  • Try our daily, oral probiotic, Perfect V. This is an award winning and patented blend of vaginal Lactobacillus strains that are scientifically proven to reach the vagina. It is important to understand that there are different strains of healthy bacteria and they may offer different functions within the body. Lactobacillus strains that are important in skin or gut health will be different to strains that predominate in a healthy vaginal microbiota. Perfect V contains 4 Lactobacillus key to a healthy vaginal microbiome****:

Lactobacillus crispatus LBV88

Lactobacillus rhamnosus LBV96

Lactobacillus gasseri LBV150N

Lactobacillus jensenii LBV116
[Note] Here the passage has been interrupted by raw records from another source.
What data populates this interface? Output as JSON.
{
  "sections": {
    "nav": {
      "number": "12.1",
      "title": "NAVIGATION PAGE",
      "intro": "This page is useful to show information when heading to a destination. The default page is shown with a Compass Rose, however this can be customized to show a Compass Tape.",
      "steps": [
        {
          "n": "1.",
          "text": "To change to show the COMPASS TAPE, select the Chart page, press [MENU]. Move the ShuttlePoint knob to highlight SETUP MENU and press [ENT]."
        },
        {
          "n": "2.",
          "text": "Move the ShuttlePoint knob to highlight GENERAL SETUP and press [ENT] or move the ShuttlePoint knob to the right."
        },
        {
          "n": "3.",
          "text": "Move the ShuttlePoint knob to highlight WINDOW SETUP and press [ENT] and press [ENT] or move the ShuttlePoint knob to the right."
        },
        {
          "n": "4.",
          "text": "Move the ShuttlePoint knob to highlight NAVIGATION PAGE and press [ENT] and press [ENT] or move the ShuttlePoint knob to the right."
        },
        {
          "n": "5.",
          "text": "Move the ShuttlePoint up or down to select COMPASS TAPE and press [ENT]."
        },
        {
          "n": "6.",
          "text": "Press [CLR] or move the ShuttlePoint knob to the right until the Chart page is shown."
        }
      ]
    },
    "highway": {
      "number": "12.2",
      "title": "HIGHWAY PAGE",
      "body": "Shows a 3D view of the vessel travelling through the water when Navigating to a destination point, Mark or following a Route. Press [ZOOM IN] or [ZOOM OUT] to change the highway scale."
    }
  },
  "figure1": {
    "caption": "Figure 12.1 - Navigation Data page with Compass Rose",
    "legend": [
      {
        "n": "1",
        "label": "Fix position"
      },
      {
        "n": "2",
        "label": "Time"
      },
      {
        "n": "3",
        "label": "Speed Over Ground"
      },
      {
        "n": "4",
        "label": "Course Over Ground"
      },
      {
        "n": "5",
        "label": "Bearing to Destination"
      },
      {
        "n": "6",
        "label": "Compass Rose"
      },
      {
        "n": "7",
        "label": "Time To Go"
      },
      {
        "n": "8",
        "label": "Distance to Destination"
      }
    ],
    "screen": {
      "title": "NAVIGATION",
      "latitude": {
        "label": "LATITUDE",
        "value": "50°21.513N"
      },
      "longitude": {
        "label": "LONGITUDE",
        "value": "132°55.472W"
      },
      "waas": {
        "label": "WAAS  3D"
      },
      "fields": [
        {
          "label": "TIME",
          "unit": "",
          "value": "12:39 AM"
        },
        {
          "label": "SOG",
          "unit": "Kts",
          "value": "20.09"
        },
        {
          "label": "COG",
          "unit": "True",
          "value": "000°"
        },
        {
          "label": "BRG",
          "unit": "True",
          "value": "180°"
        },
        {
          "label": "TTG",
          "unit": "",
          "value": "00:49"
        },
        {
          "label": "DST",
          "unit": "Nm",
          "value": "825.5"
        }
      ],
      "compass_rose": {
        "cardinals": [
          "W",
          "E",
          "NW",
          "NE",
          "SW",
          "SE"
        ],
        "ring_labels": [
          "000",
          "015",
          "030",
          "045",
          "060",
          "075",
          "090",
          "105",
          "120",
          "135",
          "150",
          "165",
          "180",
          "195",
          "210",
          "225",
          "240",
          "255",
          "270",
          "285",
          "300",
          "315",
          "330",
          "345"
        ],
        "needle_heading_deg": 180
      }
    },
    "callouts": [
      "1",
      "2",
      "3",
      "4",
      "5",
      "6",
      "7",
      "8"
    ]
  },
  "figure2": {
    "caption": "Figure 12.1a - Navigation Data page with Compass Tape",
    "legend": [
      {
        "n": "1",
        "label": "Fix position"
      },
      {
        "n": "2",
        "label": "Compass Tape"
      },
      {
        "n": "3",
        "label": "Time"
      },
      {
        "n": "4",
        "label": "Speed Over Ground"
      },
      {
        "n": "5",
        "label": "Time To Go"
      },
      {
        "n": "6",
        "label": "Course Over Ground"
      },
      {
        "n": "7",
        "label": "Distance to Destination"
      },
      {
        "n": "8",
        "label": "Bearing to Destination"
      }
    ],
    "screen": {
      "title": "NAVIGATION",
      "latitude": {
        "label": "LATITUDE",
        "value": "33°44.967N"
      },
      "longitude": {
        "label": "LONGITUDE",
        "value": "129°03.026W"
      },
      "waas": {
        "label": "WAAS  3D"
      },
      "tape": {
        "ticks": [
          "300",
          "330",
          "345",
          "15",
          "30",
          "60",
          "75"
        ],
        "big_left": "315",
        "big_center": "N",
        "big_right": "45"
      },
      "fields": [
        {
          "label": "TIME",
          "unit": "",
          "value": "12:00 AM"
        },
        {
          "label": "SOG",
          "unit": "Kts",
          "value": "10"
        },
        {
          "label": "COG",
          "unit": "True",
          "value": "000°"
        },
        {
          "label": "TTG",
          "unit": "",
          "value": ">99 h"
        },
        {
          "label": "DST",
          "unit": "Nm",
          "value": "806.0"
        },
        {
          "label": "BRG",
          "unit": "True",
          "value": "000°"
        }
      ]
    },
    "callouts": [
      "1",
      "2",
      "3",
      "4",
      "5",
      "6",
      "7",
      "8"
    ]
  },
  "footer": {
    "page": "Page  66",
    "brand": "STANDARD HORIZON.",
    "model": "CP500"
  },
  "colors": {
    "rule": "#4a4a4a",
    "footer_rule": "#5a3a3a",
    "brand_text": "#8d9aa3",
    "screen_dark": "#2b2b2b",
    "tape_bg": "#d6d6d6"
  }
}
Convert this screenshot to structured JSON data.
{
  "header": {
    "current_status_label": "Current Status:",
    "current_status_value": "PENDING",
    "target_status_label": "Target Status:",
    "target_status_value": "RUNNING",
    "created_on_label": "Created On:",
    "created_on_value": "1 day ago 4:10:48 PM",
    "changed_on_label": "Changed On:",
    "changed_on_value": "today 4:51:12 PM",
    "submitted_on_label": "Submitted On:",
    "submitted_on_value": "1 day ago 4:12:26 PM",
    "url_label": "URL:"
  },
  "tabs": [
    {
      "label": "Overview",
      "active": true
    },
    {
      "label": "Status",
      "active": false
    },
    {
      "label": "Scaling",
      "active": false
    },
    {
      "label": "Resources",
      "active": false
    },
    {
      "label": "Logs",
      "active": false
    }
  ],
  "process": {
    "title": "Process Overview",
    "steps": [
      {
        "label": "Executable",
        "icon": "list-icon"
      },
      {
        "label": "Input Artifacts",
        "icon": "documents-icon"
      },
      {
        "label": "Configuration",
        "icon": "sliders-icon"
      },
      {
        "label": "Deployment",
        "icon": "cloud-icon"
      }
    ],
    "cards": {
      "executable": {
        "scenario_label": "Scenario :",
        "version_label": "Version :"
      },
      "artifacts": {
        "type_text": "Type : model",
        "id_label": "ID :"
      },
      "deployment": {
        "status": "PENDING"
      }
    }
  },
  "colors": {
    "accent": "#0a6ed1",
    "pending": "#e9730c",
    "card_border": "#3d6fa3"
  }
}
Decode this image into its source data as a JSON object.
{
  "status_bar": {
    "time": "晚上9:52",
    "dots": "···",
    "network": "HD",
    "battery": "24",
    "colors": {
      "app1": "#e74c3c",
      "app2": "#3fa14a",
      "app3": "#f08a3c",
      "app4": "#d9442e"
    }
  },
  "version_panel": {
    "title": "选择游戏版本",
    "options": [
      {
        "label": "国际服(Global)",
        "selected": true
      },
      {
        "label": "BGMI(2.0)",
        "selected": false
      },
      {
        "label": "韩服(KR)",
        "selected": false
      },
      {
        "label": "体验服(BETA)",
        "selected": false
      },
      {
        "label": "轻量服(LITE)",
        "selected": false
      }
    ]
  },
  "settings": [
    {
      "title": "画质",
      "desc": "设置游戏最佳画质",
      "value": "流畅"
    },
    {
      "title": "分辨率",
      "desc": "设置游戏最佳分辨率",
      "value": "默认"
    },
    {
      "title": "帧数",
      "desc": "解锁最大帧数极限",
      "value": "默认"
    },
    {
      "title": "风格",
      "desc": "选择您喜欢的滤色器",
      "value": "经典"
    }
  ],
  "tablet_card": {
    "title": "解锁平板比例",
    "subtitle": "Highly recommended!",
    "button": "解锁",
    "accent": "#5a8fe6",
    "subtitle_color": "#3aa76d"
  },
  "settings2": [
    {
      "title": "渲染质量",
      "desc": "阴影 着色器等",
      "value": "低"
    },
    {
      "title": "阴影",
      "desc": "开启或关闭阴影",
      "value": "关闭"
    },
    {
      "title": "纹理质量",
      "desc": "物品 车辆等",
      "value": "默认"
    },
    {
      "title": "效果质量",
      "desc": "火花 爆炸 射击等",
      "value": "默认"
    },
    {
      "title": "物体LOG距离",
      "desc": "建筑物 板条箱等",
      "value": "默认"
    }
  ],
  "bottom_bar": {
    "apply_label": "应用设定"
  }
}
  • Only use lubricants and vaginal moisturisers that are designed to be pH matched and osmotically matched to the vagina. Explore our range of vaginal lubricants and moisturisers here.

We know that your gynaecological health is often difficult to talk about, however if you are worried about any of your symptoms it is really important to discuss them with your GP. Don’t worry they are completely happy to talk about things you may find embarrassing. In most instances you will know when you have an infection; commonly you will notice a change to your comfort and there may be itchiness or pain. Thrush is often identified by a thick white discharge and itching; BV can cause pain and itchiness and a change to discharge but unhelpfully does not cause symptoms in over half of women but is important to identify as it is linked to Pelvic Inflammatory Disease. UTIs are associated with pain on urination and  urinary frequency and occasionally blood in your urine. It is also important to rule out sexually transmitted infections so visiting your local STI clinic or discussing this with your GP or nurse specialist, or getting an STI test from your pharmacy is as always, really important.

*The Female Vaginal Microbiome in Health and Bacterial Vaginosis. Xiaodi, Chen., Yune, Lu., Tao, Chen., Rongguo, Li.  Front Cell Infect Microbiol, 2021; 11: 631972

**Lactobacilli and Their Probiotic Effects in the Vagina of Reproductive Age Women. Pendharkar. S., Skaffe-Holm. A., Simsek. G., Haahr. T. Microorganisms, 2023, 11(3), 636

***The Vaginal Microbiome in Health and Disease - What Role Do Common Intimate Hygiene Practices Play. Holdcroft. A. M., Ireland. D.J., Payne. M.S. Microorganisms, 2023, 11(2), 298

****Impact of Lactobacillus crispatus - containing oral and vaginal probiotics on vaginal health: a randomised double-blind placebo controlled clinical trial. Mandar. R. et al. Benef Microbes,  2023 Apr 18; 14(2): 143-152